The current government of Ethiopia was installed in August 1995. The first President was Negasso Gidada . The EPRDF-led government of Prime Minister Meles Zenawi promoted a policy of ethnic federalism, devolving significant powers to regional, ethnically based authorities. Ethiopia today has nine semi-autonomous administrative regions that have the power to raise and spend their ownrevenues. Under the present government, some fundamental freedoms, including freedom of the press , arecircumscribed. [ 81 ] Citizens have little access to media other than the state-owned networks, and most private newspapers struggle to remain open and suffer periodic harassment from the government. [ 81 ] At least 18 journalists who had written articles critical of the government were arrested following the 2005 elections on genocide and treason charges. The government uses press laws governing libel to intimidate journalists who are critical of its policies. [ 82 ]
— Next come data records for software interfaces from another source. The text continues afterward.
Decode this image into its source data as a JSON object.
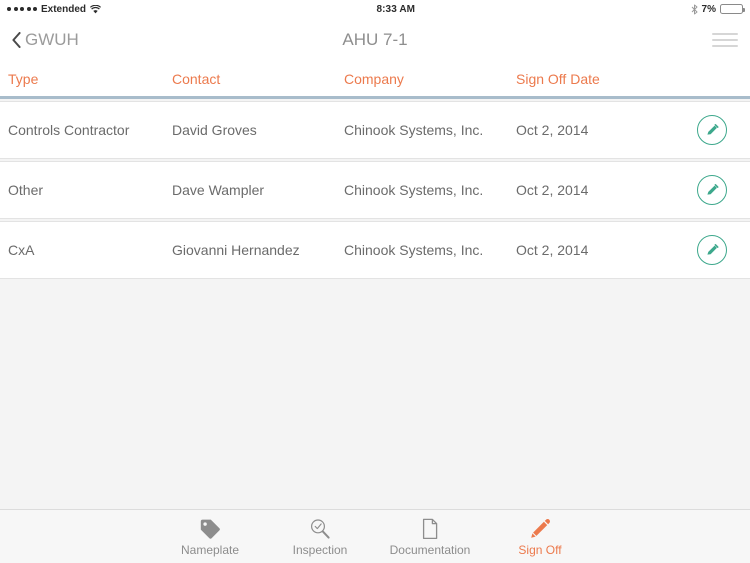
{
  "status_bar": {
    "signal_dots": 5,
    "carrier": "Extended",
    "wifi_icon": "wifi-icon",
    "time": "8:33 AM",
    "bluetooth_icon": "bluetooth-icon",
    "battery_percent": "7%",
    "battery_level": 7,
    "battery_color": "#e8433b"
  },
  "navbar": {
    "back_icon": "chevron-left-icon",
    "back_label": "GWUH",
    "title": "AHU 7-1",
    "menu_icon": "hamburger-menu-icon"
  },
  "table": {
    "header_color": "#ec7a4d",
    "columns": [
      {
        "key": "type",
        "label": "Type"
      },
      {
        "key": "contact",
        "label": "Contact"
      },
      {
        "key": "company",
        "label": "Company"
      },
      {
        "key": "date",
        "label": "Sign Off Date"
      }
    ],
    "rows": [
      {
        "type": "Controls Contractor",
        "contact": "David Groves",
        "company": "Chinook Systems, Inc.",
        "date": "Oct 2, 2014",
        "action_icon": "edit-pencil-icon"
      },
      {
        "type": "Other",
        "contact": "Dave Wampler",
        "company": "Chinook Systems, Inc.",
        "date": "Oct 2, 2014",
        "action_icon": "edit-pencil-icon"
      },
      {
        "type": "CxA",
        "contact": "Giovanni Hernandez",
        "company": "Chinook Systems, Inc.",
        "date": "Oct 2, 2014",
        "action_icon": "edit-pencil-icon"
      }
    ],
    "edit_button_color": "#3da88c",
    "separator_color": "#a8bccb"
  },
  "tabbar": {
    "active_color": "#ec7a4d",
    "inactive_color": "#8d8d8d",
    "tabs": [
      {
        "id": "nameplate",
        "label": "Nameplate",
        "icon": "tag-icon",
        "active": false
      },
      {
        "id": "inspection",
        "label": "Inspection",
        "icon": "magnifier-check-icon",
        "active": false
      },
      {
        "id": "documentation",
        "label": "Documentation",
        "icon": "document-page-icon",
        "active": false
      },
      {
        "id": "signoff",
        "label": "Sign Off",
        "icon": "pen-icon",
        "active": true
      }
    ]
  }
}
Zenawi’s government was elected in 2000 in Ethiopia’s first ever multiparty elections; however, the results were heavily criticized byinternational observers and denounced by the opposition as fraudulent. The EPRDF also won the 2005 election returning Zenawi to power. Although the opposition vote increased in the election, both the opposition and observers from the European Union and elsewhere stated that the vote did not meet international standards for fair and free elections. [ 81 ] Ethiopian police are said to have massacred 193 protesters, mostly in the capital Addis Ababa , in the violence following the May 2005 elections in the Ethiopian police massacre . [ 83 ]
The government initiated a crackdown in the provinces as well; in Oromia state the authorities used concerns over insurgencyand terrorism to use torture, imprisonment, and other repressive methods to silence critics following the election, particularly people sympathetic to the registered oppositionparty Oromo National Congress (ONC). [ 82 ] The government has been engaged in a conflict with rebels in the Ogaden region since 2007. The biggest opposition party in 2005 was the Coalition for Unity and Democracy (CUD). After various….continue reading page 2 click here
Federal Democratic Republic of Ethiopia